Black took over after the Rockies had been through some rough years, and his background as a pitcher and pitching coach put him in position to handle the issue that has vexed the Rockies throughout their existence. In 2017, he squeezed a postseason berth out of a staff that started mostly rookies. In ’18, he asked more of the same starters, and they led the National League in innings pitched by starters.

3) Don Baylor (1993-98)
Record: 440-469

The original Rockies manager and a beloved figure in club history, Baylor took the 1995 team to the postseason in just its third year -- at the time the earliest postseason trip for any team in expansion history.

While Coors Field ate away at the pitching staff, the excitement of Baylor Ball was undeniable. His 1996 squad was the first in Major League history to eclipse 200 home runs and 200 stolen bases in the same season.

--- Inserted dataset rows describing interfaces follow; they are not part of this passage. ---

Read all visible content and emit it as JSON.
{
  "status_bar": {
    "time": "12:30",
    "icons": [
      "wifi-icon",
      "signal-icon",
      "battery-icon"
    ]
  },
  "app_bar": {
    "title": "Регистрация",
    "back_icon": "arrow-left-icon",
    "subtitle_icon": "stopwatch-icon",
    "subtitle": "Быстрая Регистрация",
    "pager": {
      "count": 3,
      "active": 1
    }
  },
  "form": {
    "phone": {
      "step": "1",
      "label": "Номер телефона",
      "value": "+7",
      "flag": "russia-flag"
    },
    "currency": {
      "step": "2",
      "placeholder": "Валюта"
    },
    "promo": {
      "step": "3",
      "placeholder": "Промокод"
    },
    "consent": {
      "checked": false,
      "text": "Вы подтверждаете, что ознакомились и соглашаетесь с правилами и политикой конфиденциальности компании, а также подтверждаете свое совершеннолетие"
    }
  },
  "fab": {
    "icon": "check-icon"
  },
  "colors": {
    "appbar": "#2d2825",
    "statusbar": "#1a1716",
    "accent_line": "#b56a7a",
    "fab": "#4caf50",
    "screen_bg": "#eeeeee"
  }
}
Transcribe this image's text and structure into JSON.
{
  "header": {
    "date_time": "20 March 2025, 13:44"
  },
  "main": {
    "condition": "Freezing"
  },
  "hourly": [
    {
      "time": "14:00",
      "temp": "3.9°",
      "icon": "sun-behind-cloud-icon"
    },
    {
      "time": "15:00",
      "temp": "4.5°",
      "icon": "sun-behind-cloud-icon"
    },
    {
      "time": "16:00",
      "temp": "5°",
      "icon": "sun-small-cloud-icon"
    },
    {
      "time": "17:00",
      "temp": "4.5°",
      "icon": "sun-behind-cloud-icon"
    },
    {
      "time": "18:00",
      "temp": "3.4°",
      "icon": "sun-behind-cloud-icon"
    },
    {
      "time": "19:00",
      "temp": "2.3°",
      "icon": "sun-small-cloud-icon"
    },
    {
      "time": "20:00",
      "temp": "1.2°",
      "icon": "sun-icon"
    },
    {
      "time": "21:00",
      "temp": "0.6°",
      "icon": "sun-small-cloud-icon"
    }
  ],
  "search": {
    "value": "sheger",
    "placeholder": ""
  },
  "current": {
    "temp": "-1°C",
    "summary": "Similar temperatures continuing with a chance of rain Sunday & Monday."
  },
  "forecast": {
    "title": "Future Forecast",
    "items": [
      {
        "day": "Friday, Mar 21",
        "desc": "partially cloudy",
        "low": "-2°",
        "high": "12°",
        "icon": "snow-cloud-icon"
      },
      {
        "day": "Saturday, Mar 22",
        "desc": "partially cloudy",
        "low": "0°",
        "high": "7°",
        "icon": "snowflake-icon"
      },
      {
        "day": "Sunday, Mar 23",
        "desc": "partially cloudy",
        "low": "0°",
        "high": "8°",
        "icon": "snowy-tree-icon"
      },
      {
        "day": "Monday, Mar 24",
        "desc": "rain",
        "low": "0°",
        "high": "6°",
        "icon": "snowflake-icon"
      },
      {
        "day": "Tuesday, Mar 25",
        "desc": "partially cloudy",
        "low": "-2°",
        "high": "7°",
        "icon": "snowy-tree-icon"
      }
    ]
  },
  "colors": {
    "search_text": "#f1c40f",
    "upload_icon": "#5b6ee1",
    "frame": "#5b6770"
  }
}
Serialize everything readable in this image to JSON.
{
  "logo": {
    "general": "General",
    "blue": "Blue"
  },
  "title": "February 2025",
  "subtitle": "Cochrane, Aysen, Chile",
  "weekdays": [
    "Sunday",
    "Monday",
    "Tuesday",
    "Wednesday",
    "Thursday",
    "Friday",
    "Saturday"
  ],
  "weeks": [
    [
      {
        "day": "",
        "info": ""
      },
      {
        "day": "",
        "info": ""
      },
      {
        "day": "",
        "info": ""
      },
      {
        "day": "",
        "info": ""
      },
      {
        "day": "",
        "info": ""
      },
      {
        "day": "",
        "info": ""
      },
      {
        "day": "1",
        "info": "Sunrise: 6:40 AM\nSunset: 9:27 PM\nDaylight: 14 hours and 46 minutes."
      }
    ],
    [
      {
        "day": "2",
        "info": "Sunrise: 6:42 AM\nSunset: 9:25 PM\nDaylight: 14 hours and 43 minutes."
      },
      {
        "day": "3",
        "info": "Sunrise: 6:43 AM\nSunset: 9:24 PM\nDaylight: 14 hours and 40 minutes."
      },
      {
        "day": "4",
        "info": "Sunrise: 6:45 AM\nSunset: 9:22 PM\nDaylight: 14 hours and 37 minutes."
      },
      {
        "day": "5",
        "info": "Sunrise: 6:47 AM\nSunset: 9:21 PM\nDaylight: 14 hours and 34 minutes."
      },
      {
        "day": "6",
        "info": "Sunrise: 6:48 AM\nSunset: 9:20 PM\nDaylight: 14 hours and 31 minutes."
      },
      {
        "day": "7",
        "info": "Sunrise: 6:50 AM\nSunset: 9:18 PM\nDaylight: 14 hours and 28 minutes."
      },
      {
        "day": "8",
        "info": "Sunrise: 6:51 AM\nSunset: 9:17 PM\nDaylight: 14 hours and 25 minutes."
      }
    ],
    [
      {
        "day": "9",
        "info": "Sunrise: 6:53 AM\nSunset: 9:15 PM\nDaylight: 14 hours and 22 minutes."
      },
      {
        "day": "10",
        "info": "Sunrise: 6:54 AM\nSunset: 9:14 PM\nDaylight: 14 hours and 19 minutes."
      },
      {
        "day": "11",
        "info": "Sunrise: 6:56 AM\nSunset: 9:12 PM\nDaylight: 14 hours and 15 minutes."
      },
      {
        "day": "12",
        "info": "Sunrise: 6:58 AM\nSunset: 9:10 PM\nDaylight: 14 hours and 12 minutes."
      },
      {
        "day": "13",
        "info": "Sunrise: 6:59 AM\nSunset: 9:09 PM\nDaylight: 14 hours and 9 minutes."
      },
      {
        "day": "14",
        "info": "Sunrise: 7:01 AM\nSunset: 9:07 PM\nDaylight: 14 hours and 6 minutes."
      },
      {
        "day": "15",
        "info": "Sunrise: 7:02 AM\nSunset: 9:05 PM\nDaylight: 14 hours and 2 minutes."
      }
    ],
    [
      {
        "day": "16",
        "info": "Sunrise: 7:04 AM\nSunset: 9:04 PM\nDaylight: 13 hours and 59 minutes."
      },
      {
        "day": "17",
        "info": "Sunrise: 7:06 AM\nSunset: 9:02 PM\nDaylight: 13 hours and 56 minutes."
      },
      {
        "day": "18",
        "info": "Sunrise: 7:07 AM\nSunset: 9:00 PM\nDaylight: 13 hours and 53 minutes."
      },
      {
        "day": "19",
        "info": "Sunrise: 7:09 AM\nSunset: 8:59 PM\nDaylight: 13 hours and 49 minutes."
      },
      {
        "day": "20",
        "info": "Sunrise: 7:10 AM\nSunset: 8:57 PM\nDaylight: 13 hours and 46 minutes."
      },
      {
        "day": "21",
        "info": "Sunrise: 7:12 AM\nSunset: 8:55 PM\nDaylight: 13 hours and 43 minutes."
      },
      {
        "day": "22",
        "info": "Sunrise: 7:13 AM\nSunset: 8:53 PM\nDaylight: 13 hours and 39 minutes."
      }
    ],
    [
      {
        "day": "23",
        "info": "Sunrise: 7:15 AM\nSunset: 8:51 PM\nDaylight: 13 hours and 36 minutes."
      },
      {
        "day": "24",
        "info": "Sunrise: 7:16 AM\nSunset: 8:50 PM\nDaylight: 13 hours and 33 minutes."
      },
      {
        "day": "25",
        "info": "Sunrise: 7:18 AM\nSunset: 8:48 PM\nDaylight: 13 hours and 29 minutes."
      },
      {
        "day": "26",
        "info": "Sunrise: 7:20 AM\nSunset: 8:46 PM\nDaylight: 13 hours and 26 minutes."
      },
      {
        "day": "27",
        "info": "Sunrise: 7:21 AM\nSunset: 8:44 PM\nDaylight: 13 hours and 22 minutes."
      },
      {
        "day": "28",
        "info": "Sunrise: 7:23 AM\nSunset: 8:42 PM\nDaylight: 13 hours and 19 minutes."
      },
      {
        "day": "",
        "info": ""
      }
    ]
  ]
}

4) Jim Tracy (2009-12)
Record: 294-308

Tracy took over for Hurdle when the 2009 squad started in a funk, and he managed that team to an NL Wild Card berth. Actually, the '10 team was arguably the best in the history of the franchise. Ubaldo Jiménez had his best year, Carlos González won a batting title and Troy Tulowitzki and Todd Helton also had big years. Only an injury-riddled collapse at the end cost the team a postseason berth.

Poor pitching and turmoil within the front office cost the team momentum afterward, and Tracy resigned after 2012.